I haven’t exactly made it a secret that I’ve been down lately. There are a lot of reasons why, ranging from the weather to global events to brain chemistry, but it’s meant that I’ve been having a hard time getting excited about anything. When the Fanbyte staff all listed our most anticipated games of 2020, I could barely muster the energy to offer up Doom Eternal as my pick.
I’m not the biggest industry cheerleader at the best of times, and I don’t think that’s a problem. What is a problem, though, is feeling like a downer. And so, to remedy this, I’ve made a dedicated effort to look for games I actually am looking forward to this year. I tried to go beyond the obvious big releases everyone’s already aware of and came up with seven titles that range from social sims to arena shooters.
If you asked my 1999 self to design the perfect Pokemon game, you might get Temtem. It’s a massively-multiplayer creature collecting and battle game that’s as close to Pokemon as you can get without being sued, though it also has some interesting diversions from the established formula, including pick and ban mechanics for competitive battles.

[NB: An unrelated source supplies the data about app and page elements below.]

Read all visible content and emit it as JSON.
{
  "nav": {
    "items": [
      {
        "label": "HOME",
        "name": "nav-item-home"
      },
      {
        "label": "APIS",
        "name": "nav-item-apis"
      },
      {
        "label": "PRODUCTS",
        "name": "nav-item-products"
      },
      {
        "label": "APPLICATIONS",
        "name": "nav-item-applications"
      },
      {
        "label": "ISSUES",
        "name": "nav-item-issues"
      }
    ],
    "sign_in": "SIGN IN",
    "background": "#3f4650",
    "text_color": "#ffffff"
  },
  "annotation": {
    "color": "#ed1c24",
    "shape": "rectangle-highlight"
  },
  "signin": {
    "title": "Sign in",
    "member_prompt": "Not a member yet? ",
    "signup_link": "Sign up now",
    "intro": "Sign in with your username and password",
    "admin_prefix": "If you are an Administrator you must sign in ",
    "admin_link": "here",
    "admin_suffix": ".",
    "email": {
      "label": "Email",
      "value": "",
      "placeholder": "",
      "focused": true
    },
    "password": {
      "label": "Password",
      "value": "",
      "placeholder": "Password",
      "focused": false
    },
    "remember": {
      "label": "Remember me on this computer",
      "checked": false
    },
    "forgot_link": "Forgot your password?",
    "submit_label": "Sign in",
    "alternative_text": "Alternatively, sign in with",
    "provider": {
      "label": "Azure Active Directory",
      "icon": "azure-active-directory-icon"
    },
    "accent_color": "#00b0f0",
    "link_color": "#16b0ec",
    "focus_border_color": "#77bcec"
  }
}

Honestly, though? I’m most excited about the prospect of just hanging out in a Pokemon-like world with a friends in a game where you can redesign your house and dress like a skeleton.
Looking at screenshots of Eastward releases The Good Chemicals in my brain, the ones associated with the dark, lush 16-bit forests and caves of my childhood. This game just looks so fucking warm and I want to nestle into it and take a nap. Eastward doesn’t have a release date yet, but I’m hoping that it’ll come out this year.
After Supraland reignited my love for first-person puzzle games, I’m very much ready for Lightmatter. It has a beautifully-simple premise — shadows kill you — and a stark, high-contrast art style that sets it apart from more realistic-looking games in the genre. Hitman‘s Agent 47 himself, David Bateson, stars as the requisite disembodied voice leading you through the experience.
4. Garden Story
It’s Stardew Valley but everyone is an achingly-cute anthropomorphic fruit (or a frog). If the art style looks familiar, that’s probably because you’ve seen the work of the game’s multi-talented creator picogram on Twitter.
I gushed about Spiritfarer back when I played it at PAX West last year. The short version is that this is a game about making friends with cute animal spirits and then ferrying them to the next world. Spiritfarer‘s hand-drawn art is breathtaking, and its themes of letting go are in stark opposition to most social games’ emphasis on collection. Also you can play as a cat.
6. Bravery Network Online
Is Bravery Network Online definitely coming out in 2020? I don’t know. What I do know is that it’s a love letter to competitive Pokemon made by people who are experts in the field of pure game design. Imagine Pokemon with the randomness stripped out and some elements of fighting games thrown in, and you’ve got BNO. Maybe I’m just obsessed because I’m already kind of good at it, but I could see this game developing a strong competitive community.
7. Quantum League
It is really, really hard to explain Quantum League, but I’ll try. It’s a round-based, one-on-one arena shooter. In the first round, you and your opponent try to either kill each other or claim a center platform. In the second round, you go again — except you now have a teammate, which is you from the first round. The game continues in this fashion, getting progressively more complicated as you try to plan out the actions of each round to assist yourself in future rounds. Oh, and when you’re killed in a particular round, you get to carry out “potential actions” which will take place if you manage to stop that version of yourself from getting killed in a subsequent round. Like I said, hard to explain. Just trust me — it works, and once it clicks the game feels so, so good.